By Jay Fox
Brooklyn, NY, USA
Kafka's The Trial is certainly a strange book, especially if you end up reading the majority of it while standing in various lines in various courts throughout New York County. The novel focuses on the trial of Josef K., the protagonist, who is arrested at the beginning of the book for no stated reason. Furthermore, he is never sent to a jail cell. He is simply told that he has been arrested, that a trial will commence and that he is free to go about his daily routine.

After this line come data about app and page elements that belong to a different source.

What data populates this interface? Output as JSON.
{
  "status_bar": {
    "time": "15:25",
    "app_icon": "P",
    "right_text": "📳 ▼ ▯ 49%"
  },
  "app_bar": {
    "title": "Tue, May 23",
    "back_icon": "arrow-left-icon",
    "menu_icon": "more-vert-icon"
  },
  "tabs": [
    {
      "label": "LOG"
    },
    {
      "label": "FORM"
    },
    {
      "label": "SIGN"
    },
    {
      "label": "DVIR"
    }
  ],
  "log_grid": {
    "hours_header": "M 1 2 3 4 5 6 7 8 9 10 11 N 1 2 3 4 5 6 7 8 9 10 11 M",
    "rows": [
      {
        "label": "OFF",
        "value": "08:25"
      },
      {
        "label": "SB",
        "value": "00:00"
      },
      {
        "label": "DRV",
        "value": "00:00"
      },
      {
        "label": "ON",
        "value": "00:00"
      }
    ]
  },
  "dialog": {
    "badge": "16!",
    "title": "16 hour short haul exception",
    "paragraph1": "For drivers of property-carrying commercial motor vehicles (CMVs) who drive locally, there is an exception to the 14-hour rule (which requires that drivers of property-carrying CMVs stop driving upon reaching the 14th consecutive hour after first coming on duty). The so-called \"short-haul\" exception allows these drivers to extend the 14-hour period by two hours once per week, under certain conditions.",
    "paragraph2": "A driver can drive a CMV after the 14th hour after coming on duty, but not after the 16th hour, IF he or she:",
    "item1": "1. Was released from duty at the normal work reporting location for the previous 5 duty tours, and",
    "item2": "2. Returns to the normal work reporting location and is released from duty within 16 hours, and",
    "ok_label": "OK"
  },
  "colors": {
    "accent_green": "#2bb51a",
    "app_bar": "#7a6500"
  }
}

As it is a Kafka novel, such a bizarre opening is followed by far more bizarre incidents, many of them revolving around K.'s attempts to understand the nature of the crime for which he as been arrested. Though he may believe that he is innocent, he never finds out what exactly he has been accused of, and his attempts to even understand the nature of the Law, which is distinct from either civil or criminal law, prove impossible because the clerks and lawyers with whom he speaks while wondering around attics (yes, anything associated with the court to which this Law pertains tends to be situated in the attic or on the top floor of a residential building) can only offer brief glimpses into how this strange legal system operates. At best their depictions are vacuous. At worst, they are completely contradictory.

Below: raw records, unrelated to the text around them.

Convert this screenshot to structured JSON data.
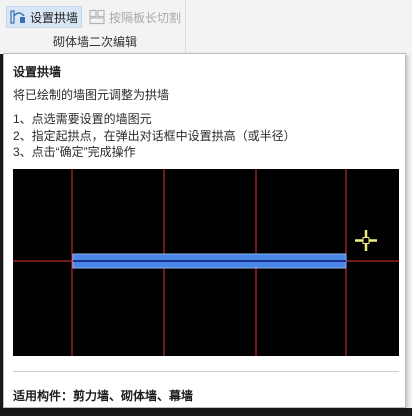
{
  "ribbon": {
    "set_arch_label": "设置拱墙",
    "cut_by_slab_label": "按隔板长切割",
    "group_label": "砌体墙二次编辑"
  },
  "tooltip": {
    "title": "设置拱墙",
    "description": "将已绘制的墙图元调整为拱墙",
    "steps": [
      "1、点选需要设置的墙图元",
      "2、指定起拱点，在弹出对话框中设置拱高（或半径）",
      "3、点击“确定”完成操作"
    ],
    "footer": "适用构件：剪力墙、砌体墙、幕墙"
  },
  "colors": {
    "canvas_background": "#000000",
    "grid_line": "#e03030",
    "wall_fill": "#4a86e8",
    "wall_center_line": "#1a2f8f",
    "cursor": "#f0f080",
    "ribbon_active": "#d8e6f5"
  },
  "icons": {
    "set_arch": "arch-wall-icon",
    "cut_by_slab": "cut-wall-icon",
    "cursor": "crosshair-cursor-icon"
  }
}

The Trial was written in 1914, but was not published until 1925, a year after Kafka's death. Though some may want to liken this book to numerous anti-totalitarian novels from the twentieth century, such as Koestler's Darkness at Noon, Kafka's novel, to me, is more akin to Camus' The Myth of Sisyphus, which is not a novel, but a book of essays that deal with the absurd.

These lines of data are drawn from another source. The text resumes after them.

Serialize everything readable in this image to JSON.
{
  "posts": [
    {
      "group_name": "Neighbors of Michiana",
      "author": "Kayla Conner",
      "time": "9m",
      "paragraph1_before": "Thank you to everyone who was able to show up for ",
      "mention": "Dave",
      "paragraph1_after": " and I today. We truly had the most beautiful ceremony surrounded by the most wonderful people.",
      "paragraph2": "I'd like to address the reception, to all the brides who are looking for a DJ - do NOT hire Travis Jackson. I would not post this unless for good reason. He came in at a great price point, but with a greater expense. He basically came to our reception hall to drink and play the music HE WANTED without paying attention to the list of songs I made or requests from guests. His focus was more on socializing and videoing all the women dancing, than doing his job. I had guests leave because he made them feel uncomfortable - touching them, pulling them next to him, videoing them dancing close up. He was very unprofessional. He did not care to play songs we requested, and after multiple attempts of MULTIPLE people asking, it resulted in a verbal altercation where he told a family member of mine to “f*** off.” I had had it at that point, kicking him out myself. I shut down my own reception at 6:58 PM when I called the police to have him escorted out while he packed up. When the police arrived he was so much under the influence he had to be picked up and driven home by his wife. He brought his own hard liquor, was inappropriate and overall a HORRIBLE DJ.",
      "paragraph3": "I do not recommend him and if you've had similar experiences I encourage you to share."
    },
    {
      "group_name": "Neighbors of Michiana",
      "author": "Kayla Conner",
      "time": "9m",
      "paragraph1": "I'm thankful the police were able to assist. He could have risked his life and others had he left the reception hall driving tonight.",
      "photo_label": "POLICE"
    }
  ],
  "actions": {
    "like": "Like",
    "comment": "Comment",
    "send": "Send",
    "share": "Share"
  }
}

While Kafka's prose is laconic and the way in which he writes dialogue is usually limited to a kind of awkward and brief exchange between characters, the penultimate chapter of the novel is home to a rather large monologue given by a priest who also identifies himself as the prison chaplain. Within this monologue is what seems to me to be the primary metaphor of The Trial. It also echoes what Camus said about Shestov's concept of God: "His greatness is his incoherence."
The focus of this monologue is a retelling of a parable from the text of the Law, which concerns a man, a doorkeeper and the door over which the keeper has been told to watch. The man is forbidden entry and spends his entire life waiting to be allowed admittance. Finally, as he is about to die, he finally asks the keeper why no one else has sought to enter this door. The doorkeeper responds, "No one else could gain admittance here, because this entrance was meant solely for you. I'm going to go and shut it now." While this, in a way, really sums up The Trial in many regards, something that the priest says a little later in the chapter really struck me: "The text [of the Law] is immutable, and the opinions are often only an expression of despair over it." If the "text" is the world around us, and the "opinions" are the ways in which we attempt to understand and deal it (via religion, law, politics, philosophy, etc.), then Camus was certainly right when he wrote, in his essay on the works of Kafka, that "In a world where everything is given and nothing is explained, the fecundity of value or of a metaphysic is a notion devoid of meaning."